There are three jobs an auto pilot/auto thrust (or auto throttle) must perform:
- Determine the aircraft pitch (and auto trim as needed)
- Determine the aircraft bank (to seek desired heading/course)
- Determine the aircraft thrust
Without an auto throttle/auto thrust, we remove item #3.
Another way to look at it, which is quite un intuitive is to understand the various possibilities of pitch vs throttle usage.
During climb, typically we want thrust set at a fixed maximum safe level and pitch is changed to sustain an optimal (or ATC mandated) IAS/Mach speed.
For that purpose, FADEC is enough to keep the throttle at that max safe level.
During optimal descents, we want the thrust levels at flight idle, and pitch is again used to maintain an optimal IAS/Mach speed.
During cruise we can either be thrust limited or airspeed limited. If there's enough excess thrust to keep airspeed, the thrust levels will be finely controlled to achieve a certain airspeed, or if there's a small thrust shortfall, max safe thrust levels are kept, and airspeed fluctuates with turbulence/changes in temperature and other factors that either change real thrust output or little pitch changes are needed to maintain altitude.

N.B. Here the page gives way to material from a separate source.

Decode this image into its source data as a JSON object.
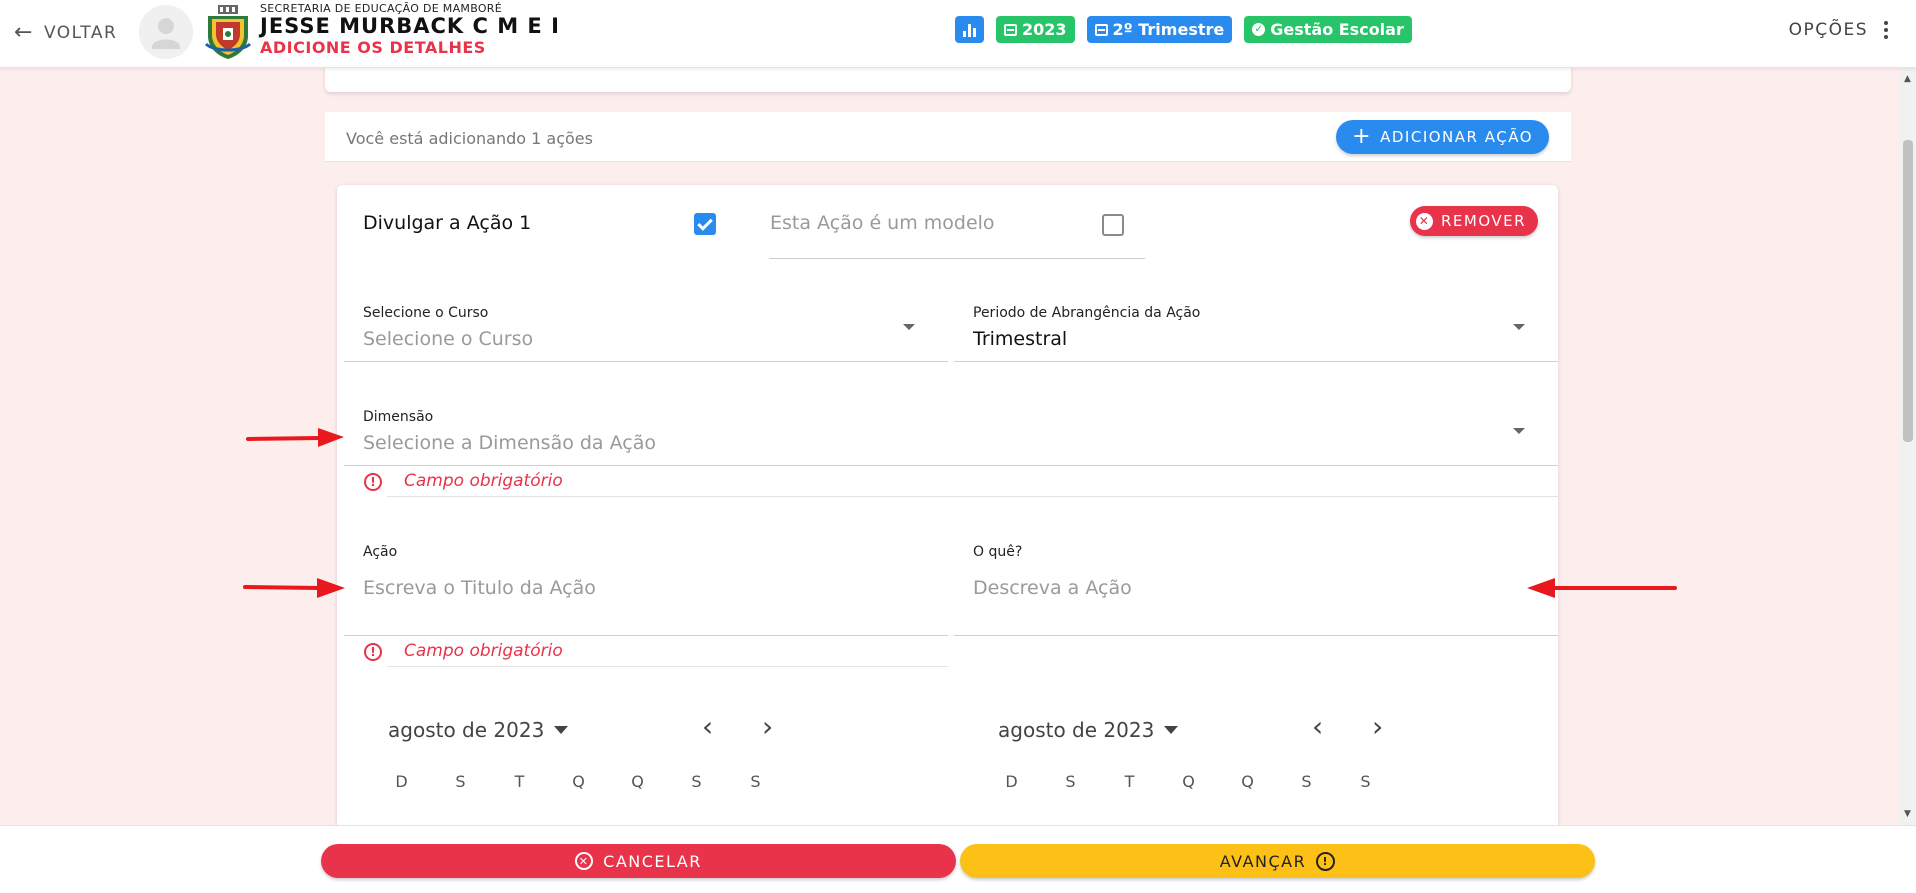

During approach what we often have is seeking a certain speed and a certain descent ramp (resulting in a required vertical speed), which requires thrust to the nearly always changing to achieve all of those two targets simultaneously. So an aircraft without auto throttle will require constant little thrust changes, but the actual vertical profile can be kept by the auto pilot, just respond to airspeed changes.
With modern EFIS, there's the airspeed tape that has a 10 second trend tape. This tells you where the airspeed is predicted to be 10 seconds from now if nothing else changes. So as long as airspeed is close enough to target speeds, just add thrust if the trend line is negative (until it zeros) and reduce thrust if the trend line is positive (until it zeros). If airspeed is a few knots off, add just enough thrust that the trend line gets back to your target airspeed just about 10 seconds from now (or perhaps have the trend line be twice as much as the deviation so you get be back to normal 5 seconds from now). That's actually quite easy to do with the trend line.
Autothrottle is quite important if you need to keep a precise thrust level to finely optimize fuel consumption. On smaller private jets that's usually not critical.
So the auto pilot does fly the VNAV approach or VNAV profile, without an auto thrust/auto throttle, your job is to control the airspeed, which is usually far easier with the trend line.
A related useful information is that on the top of the PFD (primary flight display, the one with the horizontal attitude, airspeed+altitude tapes) if you look on the top, in aircraft with auto throttle/thrust you will see 3 columns:
The left one shows what the auto thrust is doing (idle/thrust reference/air speed/...)
The center one shows the lateral navigation (heading/course/lnav/localizer/rollout/...)
The right one shows pitch control (altitude holding, vertical speed, speed, vnav, glideslope, flare, ...)
On aircraft with EFIS but no auto throttle, I think the left column is still there, just to tell the pilot what to do with the throttles, like a nice teacher.